Let’s face it, between all these events and changes in my life, I was in shock. I felt fragile and battled depression for the first time in my life.
It’s been a journey, but I’m starting to recover and heal. In the process, I am learning to accept all the new changes in my life. My new job, writing magazine articles, requires me to meet tight deadlines, but the topics are fun and it’s exciting work. We are a multigenerational family living together, but I have come to enjoy having the cocoon of family love around me during this difficult time. My oldest son is going through a lot of the same emotions that I am as he finds his way after the divorce and we have connected on a whole new level. When our three grandchildren are with us, they bring us joy and keep us young.
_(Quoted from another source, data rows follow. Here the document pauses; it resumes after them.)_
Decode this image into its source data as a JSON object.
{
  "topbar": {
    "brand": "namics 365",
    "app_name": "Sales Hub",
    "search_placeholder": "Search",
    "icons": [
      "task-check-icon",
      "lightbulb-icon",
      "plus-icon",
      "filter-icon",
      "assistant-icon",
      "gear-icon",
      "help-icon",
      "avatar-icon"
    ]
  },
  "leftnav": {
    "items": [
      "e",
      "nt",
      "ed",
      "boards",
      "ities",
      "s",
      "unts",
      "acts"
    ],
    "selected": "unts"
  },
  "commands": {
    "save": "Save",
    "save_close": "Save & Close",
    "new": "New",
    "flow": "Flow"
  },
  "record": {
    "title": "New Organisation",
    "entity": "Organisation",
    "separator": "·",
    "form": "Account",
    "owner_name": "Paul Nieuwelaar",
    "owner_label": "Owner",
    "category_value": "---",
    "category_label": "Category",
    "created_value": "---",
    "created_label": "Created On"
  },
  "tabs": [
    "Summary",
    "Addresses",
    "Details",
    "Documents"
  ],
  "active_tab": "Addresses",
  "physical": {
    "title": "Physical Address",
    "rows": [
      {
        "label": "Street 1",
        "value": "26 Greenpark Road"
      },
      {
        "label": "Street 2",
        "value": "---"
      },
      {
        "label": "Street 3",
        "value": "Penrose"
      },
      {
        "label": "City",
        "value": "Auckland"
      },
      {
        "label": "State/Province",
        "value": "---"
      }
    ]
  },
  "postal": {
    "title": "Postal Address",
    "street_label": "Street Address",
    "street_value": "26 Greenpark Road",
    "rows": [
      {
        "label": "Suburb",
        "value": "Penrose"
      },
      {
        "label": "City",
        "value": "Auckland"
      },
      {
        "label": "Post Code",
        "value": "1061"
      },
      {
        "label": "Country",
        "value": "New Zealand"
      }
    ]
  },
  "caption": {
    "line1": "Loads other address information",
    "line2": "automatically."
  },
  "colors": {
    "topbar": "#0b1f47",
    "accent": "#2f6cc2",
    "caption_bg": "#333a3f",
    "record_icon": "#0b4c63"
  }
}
So don’t be afraid of change. Get out of your comfort zone and discover a new side of yourself. Maybe that means a new career, trying a new sport, traveling to a new place, changing your hair, or taking classes. Shake things up a bit.
ACCEPT YOUR NEW ROLE
You will go through several stages before this step can happen. However, there comes a time when you make a choice. You can move on and discover the possibilities that a life change presents to you or get stuck in negative emotions.
Find a way to put one foot in front of the other. If you can keep going, you will eventually see the light at the end of the tunnel. I know from experience.
Over time, you’ll reconnect with old friends or make new friends, go to work, go back to school or volunteer, rediscover what once brought you joy, enjoy new adventures, and find your way. He will view the changes in his life in a positive light, feel more confident and in control, and become more productive and optimistic about his future.
The time will come when you will find yourself again, you will embrace your new role in life and you will feel that your new shoes fit you well. You will breathe a sigh of relief. Life will never be perfect, but eventually you won’t have to fight as hard to “make your life work” again. It just will.